TASK TO CARRY OUT ▸ Go through the data and count the lines holding the string "obiegu". Write only the number.

RECORD EXTRACTS ▸

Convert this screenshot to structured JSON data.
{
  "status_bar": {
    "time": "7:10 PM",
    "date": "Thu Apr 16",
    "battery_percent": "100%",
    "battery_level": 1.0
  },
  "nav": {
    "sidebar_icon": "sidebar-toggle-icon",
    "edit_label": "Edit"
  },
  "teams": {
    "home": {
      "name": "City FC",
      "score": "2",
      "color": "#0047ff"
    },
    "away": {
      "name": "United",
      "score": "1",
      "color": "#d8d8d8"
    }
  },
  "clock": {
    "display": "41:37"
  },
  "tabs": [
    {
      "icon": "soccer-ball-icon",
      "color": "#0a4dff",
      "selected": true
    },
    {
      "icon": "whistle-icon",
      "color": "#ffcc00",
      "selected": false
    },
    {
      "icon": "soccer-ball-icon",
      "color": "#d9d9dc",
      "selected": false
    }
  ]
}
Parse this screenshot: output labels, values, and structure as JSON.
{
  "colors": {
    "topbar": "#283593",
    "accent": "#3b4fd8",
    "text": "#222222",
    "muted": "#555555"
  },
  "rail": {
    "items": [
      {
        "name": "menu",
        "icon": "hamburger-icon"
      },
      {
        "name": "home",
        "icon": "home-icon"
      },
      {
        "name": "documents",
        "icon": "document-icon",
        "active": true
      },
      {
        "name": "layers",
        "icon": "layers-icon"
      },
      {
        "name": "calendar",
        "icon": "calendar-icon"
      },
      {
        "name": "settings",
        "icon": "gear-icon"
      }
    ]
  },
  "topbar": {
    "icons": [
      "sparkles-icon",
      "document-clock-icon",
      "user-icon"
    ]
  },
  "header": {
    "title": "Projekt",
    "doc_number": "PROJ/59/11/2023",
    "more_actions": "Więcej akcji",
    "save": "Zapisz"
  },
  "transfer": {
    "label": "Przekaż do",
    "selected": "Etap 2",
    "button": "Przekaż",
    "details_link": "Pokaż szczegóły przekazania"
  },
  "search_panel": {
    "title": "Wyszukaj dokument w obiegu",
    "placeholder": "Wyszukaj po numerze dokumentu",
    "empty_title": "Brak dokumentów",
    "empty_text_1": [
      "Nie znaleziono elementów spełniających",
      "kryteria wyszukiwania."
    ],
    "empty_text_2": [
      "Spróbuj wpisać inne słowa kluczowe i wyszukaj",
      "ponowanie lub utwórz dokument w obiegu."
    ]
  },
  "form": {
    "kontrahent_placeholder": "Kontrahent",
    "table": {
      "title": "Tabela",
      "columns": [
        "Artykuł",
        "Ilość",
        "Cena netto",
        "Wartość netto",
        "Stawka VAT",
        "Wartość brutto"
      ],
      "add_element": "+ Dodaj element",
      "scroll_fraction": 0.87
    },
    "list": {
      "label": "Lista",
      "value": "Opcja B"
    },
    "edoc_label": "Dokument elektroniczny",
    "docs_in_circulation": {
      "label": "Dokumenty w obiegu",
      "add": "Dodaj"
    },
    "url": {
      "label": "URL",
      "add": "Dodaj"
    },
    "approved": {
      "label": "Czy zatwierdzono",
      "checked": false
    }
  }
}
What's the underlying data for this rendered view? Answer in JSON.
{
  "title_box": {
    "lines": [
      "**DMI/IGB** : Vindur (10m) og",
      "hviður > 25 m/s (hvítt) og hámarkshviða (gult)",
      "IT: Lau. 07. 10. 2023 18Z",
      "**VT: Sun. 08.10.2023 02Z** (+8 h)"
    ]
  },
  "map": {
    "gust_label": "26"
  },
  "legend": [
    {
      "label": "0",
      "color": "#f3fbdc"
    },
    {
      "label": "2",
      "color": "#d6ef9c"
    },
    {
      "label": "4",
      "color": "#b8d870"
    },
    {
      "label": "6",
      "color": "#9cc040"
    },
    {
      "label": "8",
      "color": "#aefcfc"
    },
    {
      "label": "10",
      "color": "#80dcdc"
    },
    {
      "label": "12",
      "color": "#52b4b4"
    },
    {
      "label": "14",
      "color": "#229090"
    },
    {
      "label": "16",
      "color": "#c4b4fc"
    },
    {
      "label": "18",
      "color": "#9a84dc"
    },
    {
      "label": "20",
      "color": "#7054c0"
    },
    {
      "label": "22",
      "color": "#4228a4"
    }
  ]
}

EXERCISE RESULT ▸ 3